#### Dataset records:
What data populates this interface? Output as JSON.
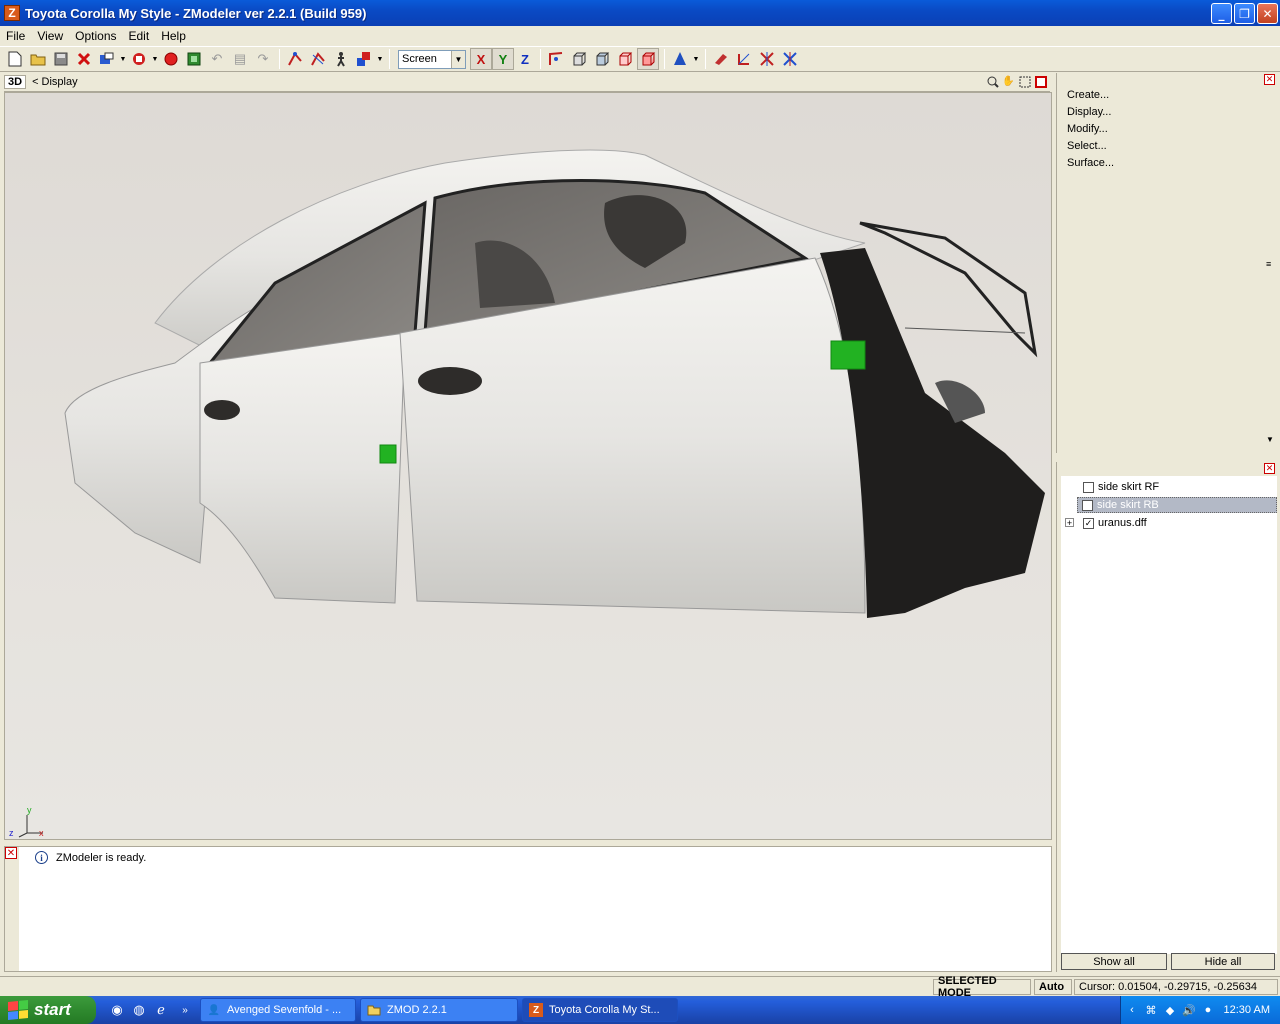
{
  "window": {
    "app_icon": "Z",
    "title": "Toyota Corolla My Style - ZModeler ver 2.2.1 (Build 959)",
    "buttons": {
      "minimize": "_",
      "maximize": "❐",
      "close": "✕"
    }
  },
  "menu": [
    {
      "id": "file",
      "label": "File"
    },
    {
      "id": "view",
      "label": "View"
    },
    {
      "id": "options",
      "label": "Options"
    },
    {
      "id": "edit",
      "label": "Edit"
    },
    {
      "id": "help",
      "label": "Help"
    }
  ],
  "toolbar": {
    "file_icons": [
      "new-file-icon",
      "open-folder-icon",
      "save-icon",
      "delete-icon",
      "import-icon",
      "export-icon",
      "record-icon",
      "render-icon",
      "undo-icon",
      "clipboard-icon",
      "redo-icon"
    ],
    "select_icons": [
      "select-vertex-icon",
      "select-edge-icon",
      "walk-icon",
      "group-select-icon"
    ],
    "space_select": {
      "value": "Screen"
    },
    "axes": {
      "x": "X",
      "y": "Y",
      "z": "Z"
    },
    "view_icons": [
      "vertex-mode-icon",
      "face-mode-icon",
      "object-mode-icon",
      "box-mode-icon",
      "solid-mode-icon"
    ],
    "tool_icons": [
      "cone-icon",
      "paint-icon",
      "axis-move-icon",
      "axis-scale-icon",
      "axis-rotate-icon"
    ]
  },
  "viewport": {
    "mode": "3D",
    "label": "< Display",
    "tools": [
      "zoom-icon",
      "pan-icon",
      "fit-icon",
      "close-icon"
    ],
    "axis": {
      "y": "y",
      "x": "x",
      "z": "z"
    }
  },
  "command_panel": {
    "items": [
      "Create...",
      "Display...",
      "Modify...",
      "Select...",
      "Surface..."
    ]
  },
  "object_tree": {
    "items": [
      {
        "label": "side skirt RF",
        "checked": false,
        "selected": false,
        "expandable": false
      },
      {
        "label": "side skirt RB",
        "checked": false,
        "selected": true,
        "expandable": false
      },
      {
        "label": "uranus.dff",
        "checked": true,
        "selected": false,
        "expandable": true
      }
    ],
    "show_all": "Show all",
    "hide_all": "Hide all"
  },
  "log": {
    "message": "ZModeler is ready.",
    "info_icon": "i"
  },
  "status": {
    "mode": "SELECTED MODE",
    "snap": "Auto",
    "cursor": "Cursor: 0.01504, -0.29715, -0.25634"
  },
  "taskbar": {
    "start": "start",
    "tasks": [
      {
        "label": "Avenged Sevenfold - ...",
        "icon": "user-icon",
        "active": false
      },
      {
        "label": "ZMOD 2.2.1",
        "icon": "folder-icon",
        "active": false
      },
      {
        "label": "Toyota Corolla My St...",
        "icon": "zmodeler-icon",
        "active": true
      }
    ],
    "clock": "12:30 AM"
  }
}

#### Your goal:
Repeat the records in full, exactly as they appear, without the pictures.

#### The completed task:
What data populates this interface? Output as JSON.
{
  "window": {
    "app_icon": "Z",
    "title": "Toyota Corolla My Style - ZModeler ver 2.2.1 (Build 959)",
    "buttons": {
      "minimize": "_",
      "maximize": "❐",
      "close": "✕"
    }
  },
  "menu": [
    {
      "id": "file",
      "label": "File"
    },
    {
      "id": "view",
      "label": "View"
    },
    {
      "id": "options",
      "label": "Options"
    },
    {
      "id": "edit",
      "label": "Edit"
    },
    {
      "id": "help",
      "label": "Help"
    }
  ],
  "toolbar": {
    "file_icons": [
      "new-file-icon",
      "open-folder-icon",
      "save-icon",
      "delete-icon",
      "import-icon",
      "export-icon",
      "record-icon",
      "render-icon",
      "undo-icon",
      "clipboard-icon",
      "redo-icon"
    ],
    "select_icons": [
      "select-vertex-icon",
      "select-edge-icon",
      "walk-icon",
      "group-select-icon"
    ],
    "space_select": {
      "value": "Screen"
    },
    "axes": {
      "x": "X",
      "y": "Y",
      "z": "Z"
    },
    "view_icons": [
      "vertex-mode-icon",
      "face-mode-icon",
      "object-mode-icon",
      "box-mode-icon",
      "solid-mode-icon"
    ],
    "tool_icons": [
      "cone-icon",
      "paint-icon",
      "axis-move-icon",
      "axis-scale-icon",
      "axis-rotate-icon"
    ]
  },
  "viewport": {
    "mode": "3D",
    "label": "< Display",
    "tools": [
      "zoom-icon",
      "pan-icon",
      "fit-icon",
      "close-icon"
    ],
    "axis": {
      "y": "y",
      "x": "x",
      "z": "z"
    }
  },
  "command_panel": {
    "items": [
      "Create...",
      "Display...",
      "Modify...",
      "Select...",
      "Surface..."
    ]
  },
  "object_tree": {
    "items": [
      {
        "label": "side skirt RF",
        "checked": false,
        "selected": false,
        "expandable": false
      },
      {
        "label": "side skirt RB",
        "checked": false,
        "selected": true,
        "expandable": false
      },
      {
        "label": "uranus.dff",
        "checked": true,
        "selected": false,
        "expandable": true
      }
    ],
    "show_all": "Show all",
    "hide_all": "Hide all"
  },
  "log": {
    "message": "ZModeler is ready.",
    "info_icon": "i"
  },
  "status": {
    "mode": "SELECTED MODE",
    "snap": "Auto",
    "cursor": "Cursor: 0.01504, -0.29715, -0.25634"
  },
  "taskbar": {
    "start": "start",
    "tasks": [
      {
        "label": "Avenged Sevenfold - ...",
        "icon": "user-icon",
        "active": false
      },
      {
        "label": "ZMOD 2.2.1",
        "icon": "folder-icon",
        "active": false
      },
      {
        "label": "Toyota Corolla My St...",
        "icon": "zmodeler-icon",
        "active": true
      }
    ],
    "clock": "12:30 AM"
  }
}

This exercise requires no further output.